GUEST VIEWPOINT: Beware of Obamacare Open Enrollment Bogus Association and Union Health Plans
James Newhouse | November 2019
Last year, the Trump Administration finalized a rule that allows small businesses and self-employed individuals to band together to obtain access to large group health plans, which seem to be less expensive, but with few protections under the Affordable Care Act. The rule, which was promulgated by the U.S. Department of Labor, is titled “Definition of ‘Employer’ Under Section 3(5) of ERISA—Association Health Plans (AHPs).”
A BIG Red Flag
AHPs provide a way for self-employed individuals and small businesses to purchase large group health plans. These health plans have a darker side: They have a long history of fraud and abuse that have left employers and self-employed people with hundreds of millions of dollars in unpaid medical bills. The problems are described in dozens of court cases and enforcement actions taken over more than a decade by federal and state officials who regulate the type of plans President Trump is promoting.
The Labor Department has subsequently targeted unscrupulous promoters, third-party marketing and/or billing companies and insurance agents who sell the promise of inexpensive health benefit insurance, who could default on their obligations. In several cases, people managing the plans diverted premiums to their personal use. The plans often require joining a union to look legitimate, or had medical underwriting to weed out people with any medical problems. They typically charge a sign up and ongoing fee on top of the premiums.
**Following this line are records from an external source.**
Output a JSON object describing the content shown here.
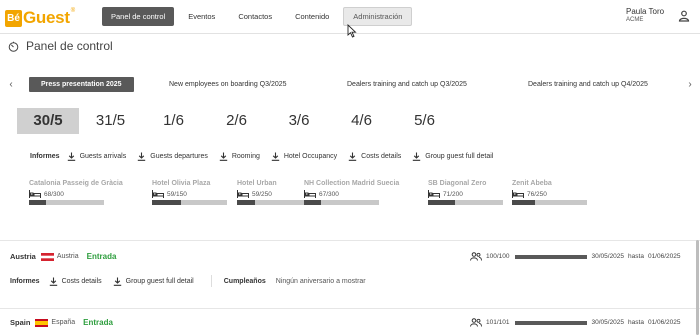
{
  "header": {
    "logo_badge": "Bé",
    "logo_text": "Guest",
    "logo_mark": "®",
    "nav": [
      "Panel de control",
      "Eventos",
      "Contactos",
      "Contenido",
      "Administración"
    ],
    "user_name": "Paula Toro",
    "company": "ACME"
  },
  "page": {
    "title": "Panel de control",
    "icon": "speedometer-icon"
  },
  "events": {
    "prev_arrow": "‹",
    "next_arrow": "›",
    "tabs": [
      "Press presentation 2025",
      "New employees on boarding Q3/2025",
      "Dealers training and catch up Q3/2025",
      "Dealers training and catch up Q4/2025"
    ]
  },
  "dates": [
    "30/5",
    "31/5",
    "1/6",
    "2/6",
    "3/6",
    "4/6",
    "5/6"
  ],
  "reports": {
    "label": "Informes",
    "links": [
      "Guests arrivals",
      "Guests departures",
      "Rooming",
      "Hotel Occupancy",
      "Costs details",
      "Group guest full detail"
    ]
  },
  "hotels": [
    {
      "name": "Catalonia Passeig de Gràcia",
      "capacity": "68/300",
      "occupancy": 0.23
    },
    {
      "name": "Hotel Olivia Plaza",
      "capacity": "59/150",
      "occupancy": 0.39
    },
    {
      "name": "Hotel Urban",
      "capacity": "59/250",
      "occupancy": 0.24
    },
    {
      "name": "NH Collection Madrid Suecia",
      "capacity": "67/300",
      "occupancy": 0.22
    },
    {
      "name": "SB Diagonal Zero",
      "capacity": "71/200",
      "occupancy": 0.36
    },
    {
      "name": "Zenit Abeba",
      "capacity": "76/250",
      "occupancy": 0.3
    }
  ],
  "countries": [
    {
      "name": "Austria",
      "local_name": "Austria",
      "status": "Entrada",
      "count": "100/100",
      "date_from": "30/05/2025",
      "separator": "hasta",
      "date_to": "01/06/2025"
    },
    {
      "name": "Spain",
      "local_name": "España",
      "status": "Entrada",
      "count": "101/101",
      "date_from": "30/05/2025",
      "separator": "hasta",
      "date_to": "01/06/2025"
    }
  ],
  "austria_reports": {
    "label": "Informes",
    "links": [
      "Costs details",
      "Group guest full detail"
    ],
    "birthdays_label": "Cumpleaños",
    "birthdays_text": "Ningún aniversario a mostrar"
  },
  "colors": {
    "accent": "#f2a500",
    "active_nav": "#595959",
    "status_green": "#2e9e3e"
  }
}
Why Would Unions Sell Memberships Through Insurance Brokers?
Insurance is a benefit of joining a union, but a union is not supposed to exist just to offer health benefits. Selling the plan through brokers suggests people are joining for the health benefits, with no need for union representation. The Department of Labor says it is perfectly legal for unions to sell their health plans through a broker, but if you’re getting an association or union health plan, you should contact your state insurance department to verify if the plan is approved and licensed in the state.
The big problem is these fraudulent association health plans have left hundreds of thousands of people with unpaid claims. They operate in a regulatory never-never land between the Department of Labor and state insurance regulators. Last year, a Texas-based association plan, administered by Black Wolf Consulting based in Illinois, was marketed by a firm in New York. When it ran out of money, it left 14,000 members with $20 million in unpaid claims. Ask yourself if a plan becomes insolvent, who will help me? If your claim is denied, or what they’re willing to pay is determined by your plan sponsor, your broker can’t help and his E&O may not cover insurance fraud.
There had been some debate regarding the final rule’s ability to circumvent state regulation of AHPs. As states have varying degrees of regulation of multi-employer welfare arrangements and AHPs, with some states like New York effectively banning these entities from operating.
Many fear that the AHPs, allowed by virtue of the implementation of this final rule, will attract people since the AHPs are less comprehensive and thus cost less. Moreover, AHP enrollees may be at risk of higher out-of-pocket costs due to the ability of such plans to avoid the protections of the ACA. The effects of this regulatory initiative to broaden access to AHPs will soon be seen, though they will be tempered by state efforts to ensure that such products meet state standards and are not deceiving or misleading to enrollees.
People who want to buy health insurance through a broker, or third-party marketing firm should ask whether the plan they are contemplating purchasing is not only compliant with the Affordable Care Act, but why there are any medical questions, and whether it covers all pre-existing conditions? Is it fully insured by the insurance company providing the network, or is the plan self-funded by the association? And last but not least, is it approved for sale in the state in which you reside.